Question that must be asked is what is the goal of therapy? CHR in an 80 year old may be all that you want. If this is a young person with hematological toxicity, then a consideration of an allograft may be in order. I would not be happy with just CHR in a young person. (Professor Jeff Lipton)

Q4: 300mg imatinib - elevated thrombocytes for the last 2 years. BCRABL1 is 0.0000. Reduce to 200mg? In DMR for 3 years.

If the patient is in a deep molecular response then the elevated platelet count is not due to the CML and another cause should be considered. Essential thrombocytosis and iron deficiency are two possibilities to JAK, CALr mutations and iron studies should be assessed. There is no need to reduce the imatinib dose since it would not be the cause of the thrombocytosis. (Professor Timothy Hughes)

Q5: Diagnosis on January 2023 with CML-AP due to additional chromosomal abnormalities per WHO guidelines. BCR-ABL at diagnosis was 60%. Started imatinib 400mg but at 3 months was at 30%. Started dasatinib 140mg 3 weeks ago but platelets is at 25. Platelets have been coming down from normal ever since imatinib started. What is your suggestion?

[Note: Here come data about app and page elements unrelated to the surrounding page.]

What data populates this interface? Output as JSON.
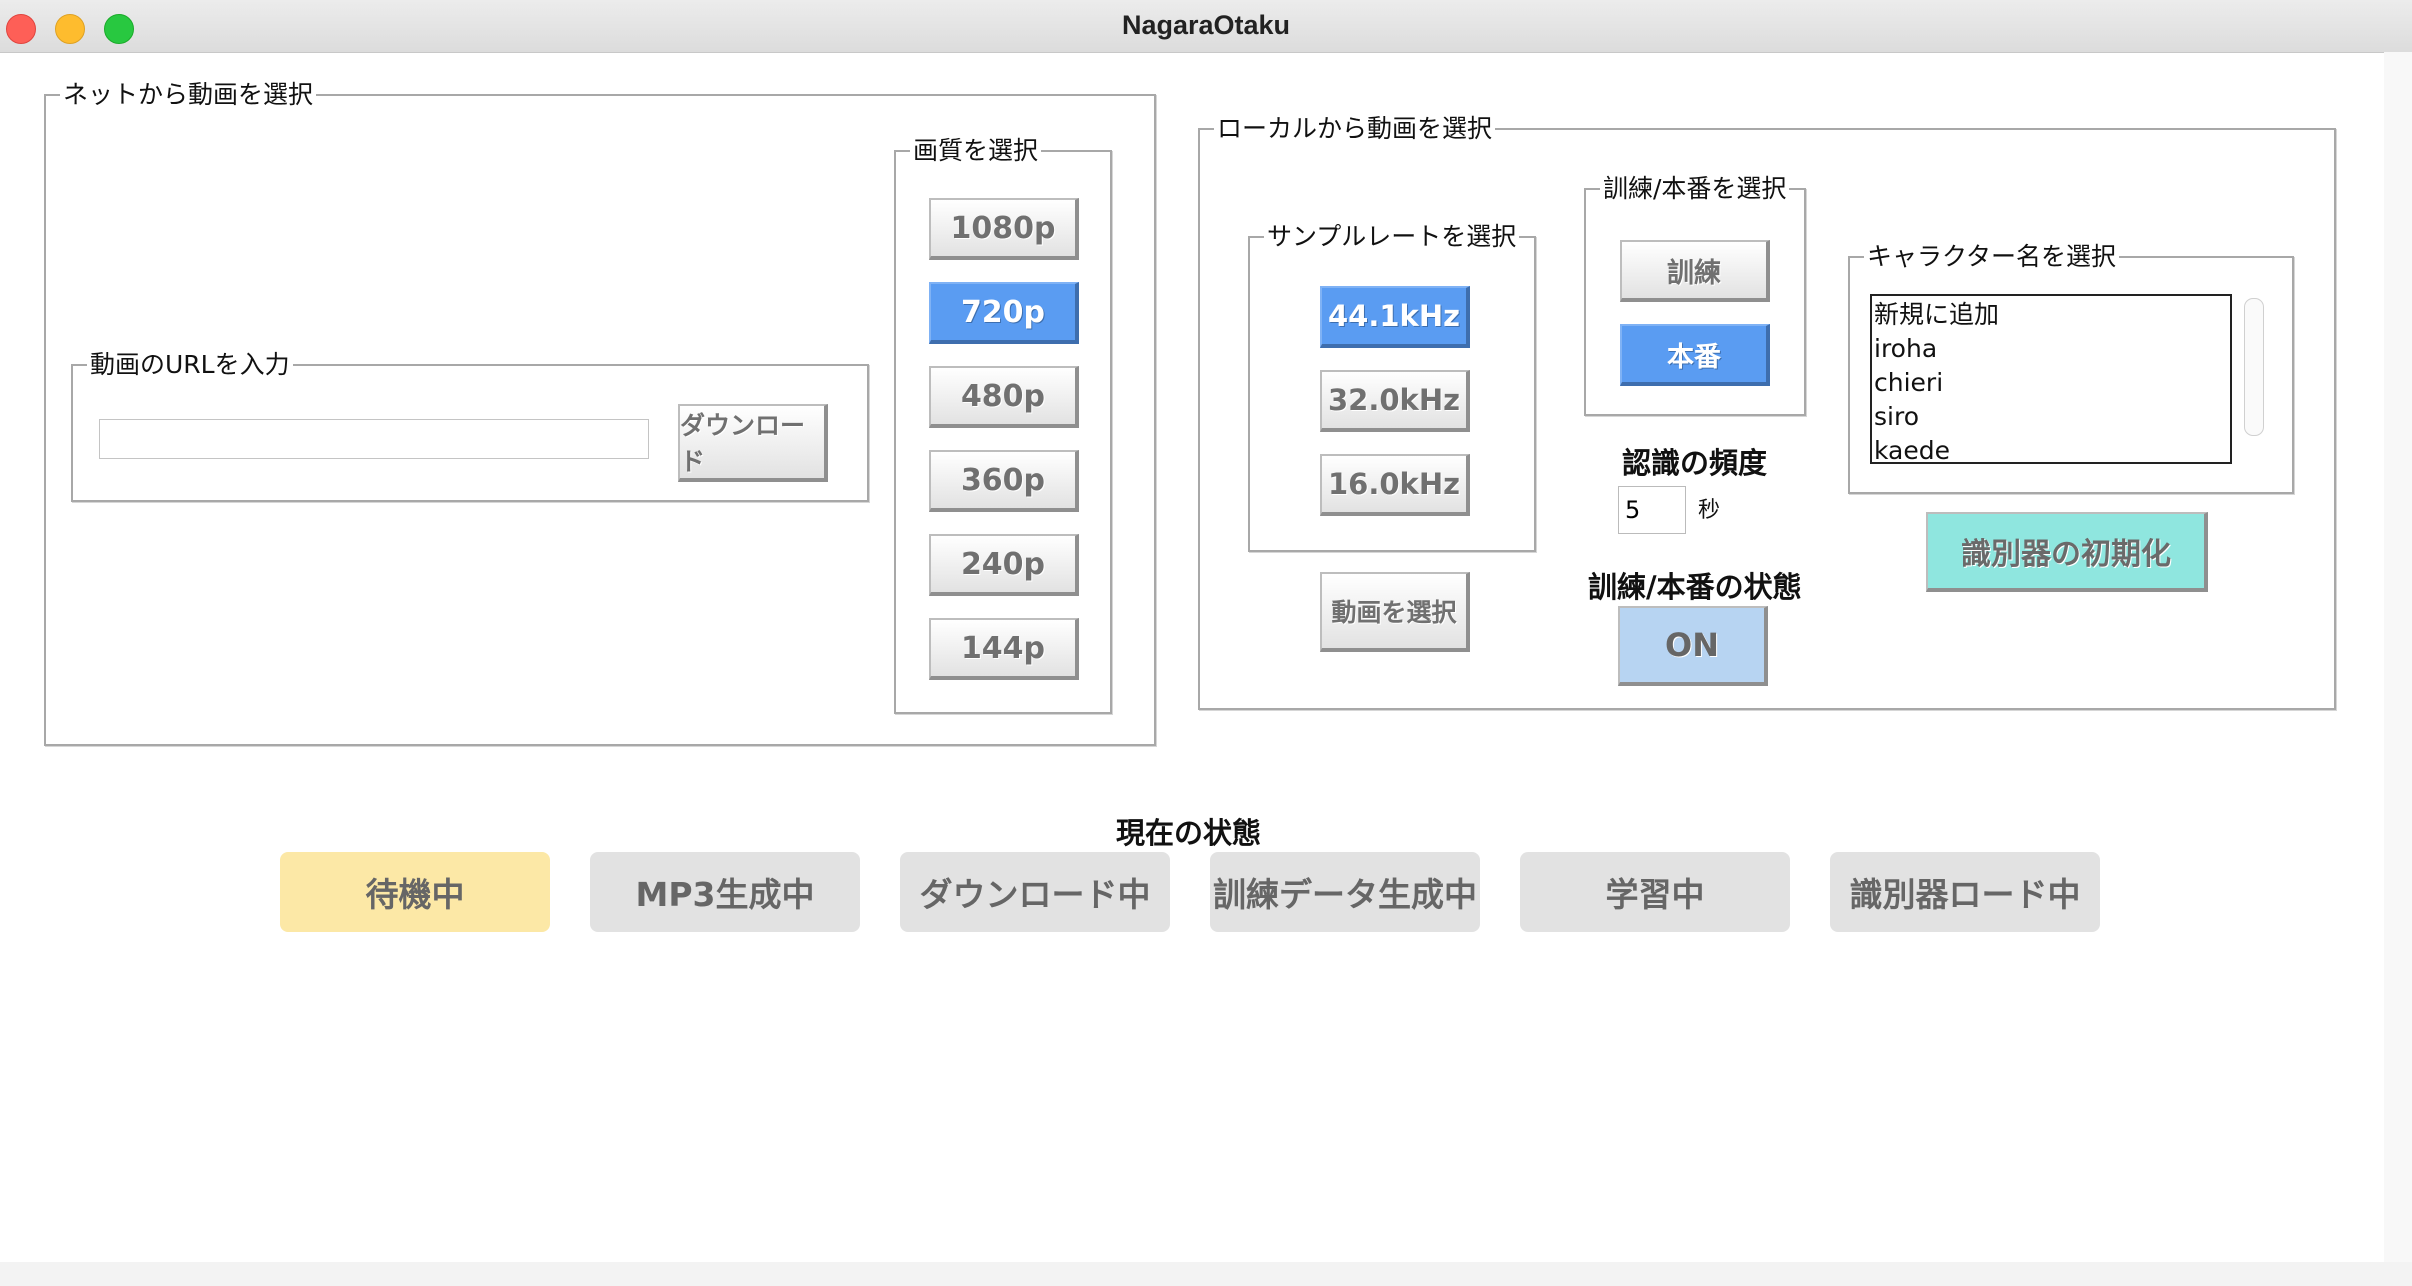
{
  "window": {
    "title": "NagaraOtaku"
  },
  "net": {
    "legend": "ネットから動画を選択",
    "url_group_legend": "動画のURLを入力",
    "url_value": "",
    "download_label": "ダウンロード",
    "quality_legend": "画質を選択",
    "qualities": [
      "1080p",
      "720p",
      "480p",
      "360p",
      "240p",
      "144p"
    ],
    "selected_quality": "720p"
  },
  "local": {
    "legend": "ローカルから動画を選択",
    "sample_rate_legend": "サンプルレートを選択",
    "sample_rates": [
      "44.1kHz",
      "32.0kHz",
      "16.0kHz"
    ],
    "selected_sample_rate": "44.1kHz",
    "select_video_label": "動画を選択",
    "mode_legend": "訓練/本番を選択",
    "modes": [
      "訓練",
      "本番"
    ],
    "selected_mode": "本番",
    "freq_title": "認識の頻度",
    "freq_value": "5",
    "freq_unit": "秒",
    "state_title": "訓練/本番の状態",
    "state_value": "ON",
    "character_legend": "キャラクター名を選択",
    "characters": [
      "新規に追加",
      "iroha",
      "chieri",
      "siro",
      "kaede"
    ],
    "init_label": "識別器の初期化"
  },
  "status": {
    "title": "現在の状態",
    "items": [
      "待機中",
      "MP3生成中",
      "ダウンロード中",
      "訓練データ生成中",
      "学習中",
      "識別器ロード中"
    ],
    "active": "待機中"
  },
  "colors": {
    "selected": "#5a9cf2",
    "state_on": "#b7d4f2",
    "init_button": "#8fe6df",
    "status_active": "#fce8a6",
    "status_idle": "#e2e2e2"
  }
}
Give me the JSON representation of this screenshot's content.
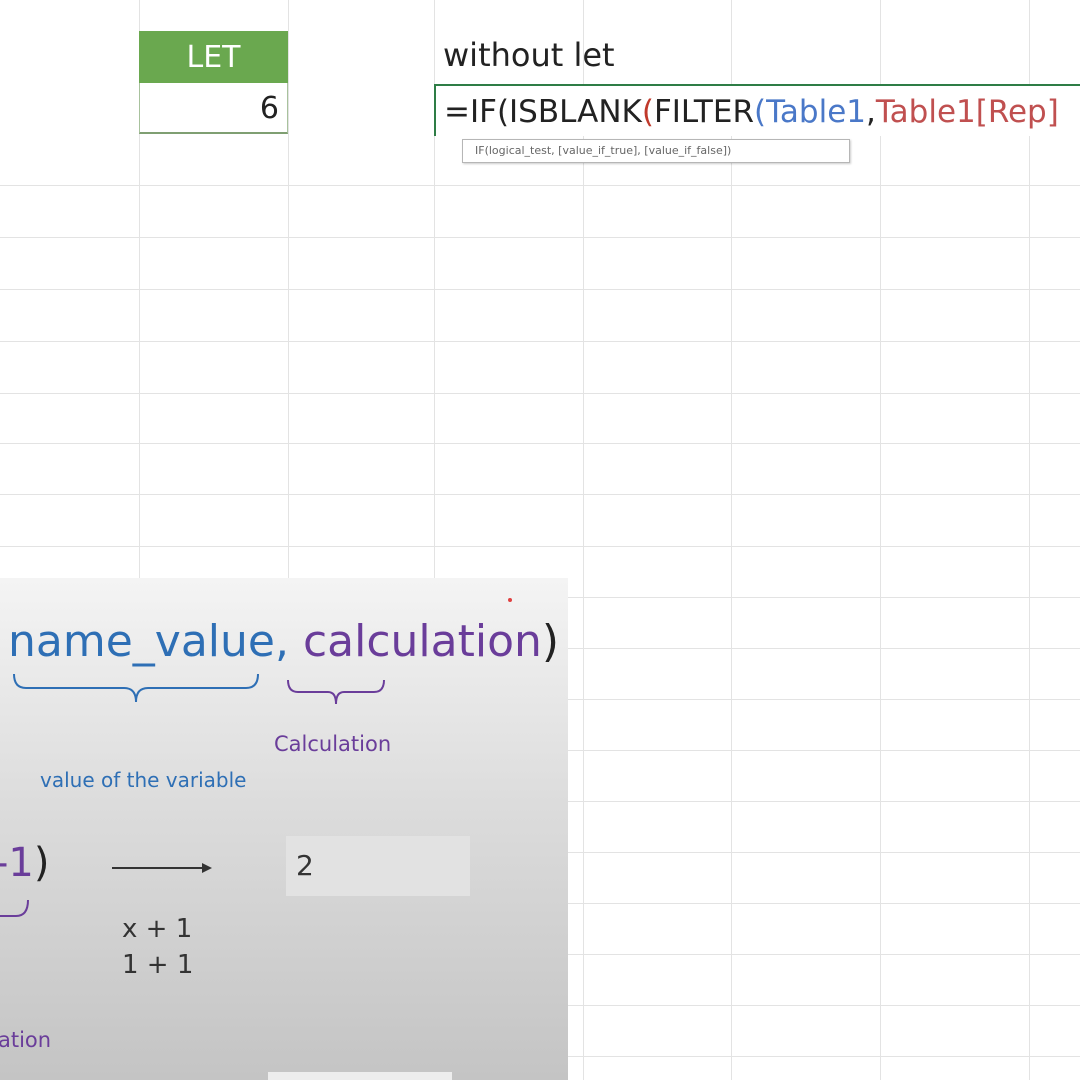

Thrombocytopenia and to a lesser extent neutropenia are two of the most challenging complications of TKI therapy. On going therapy will depend on whether there is an adequate molecular response to dasatinib. If the BCR::ABL1 level is less than 10% after 3 months of dasatinib then on going therapy at a dose of dasatinib that minimises cytopenia may be a good strategy. If dasatinib cannot be delivered because of severe cytopenia (grade 4) and/or no molecular response is achieved over the next 3-4 months, then an allograft may be the only strategy that will offer the prospect of a good long-term outcome. (Professor Timothy Hughes)

Q6: In your experience do you have any evidence of a link between possible renal effects of TKIs and kidney tumors?

People with CML are living long enough to get secondary cancers. Kidney cancer is the 6th most common type of cancer in the USA. There is no cause and effect data of any cancer and TKI therapy. All data is retroactive or registry and in one study, kidney cancer was ever so slightly higher than expected. No information on whether people getting kidney cancer have other risks or other kidney toxicity before they developed the kidney cancer. I have one case where a fire fighter got CML and kidney cancer within a few months of each other, but that is it. (Professor Jeff Lipton)

Q7: Though not yet published, we've observed differential pattern of TKI response among CML patients with specific cytokine gene polymorphism. I would be glad to hear your thoughts on this matter. With due respect and appreciation.

That’s an interesting observation. Anything is possible. Would like to see the data and then see if it can be duplicated in another data set. I am not sure what is meant by pattern of response. The response rate with TKIs is so good, is there enough of a difference to even look at this prospectively, i.e. determine the polymorphism at diagnosis and look at response curves. (Professor Jeff Lipton)

Please send any additional questions that you may have to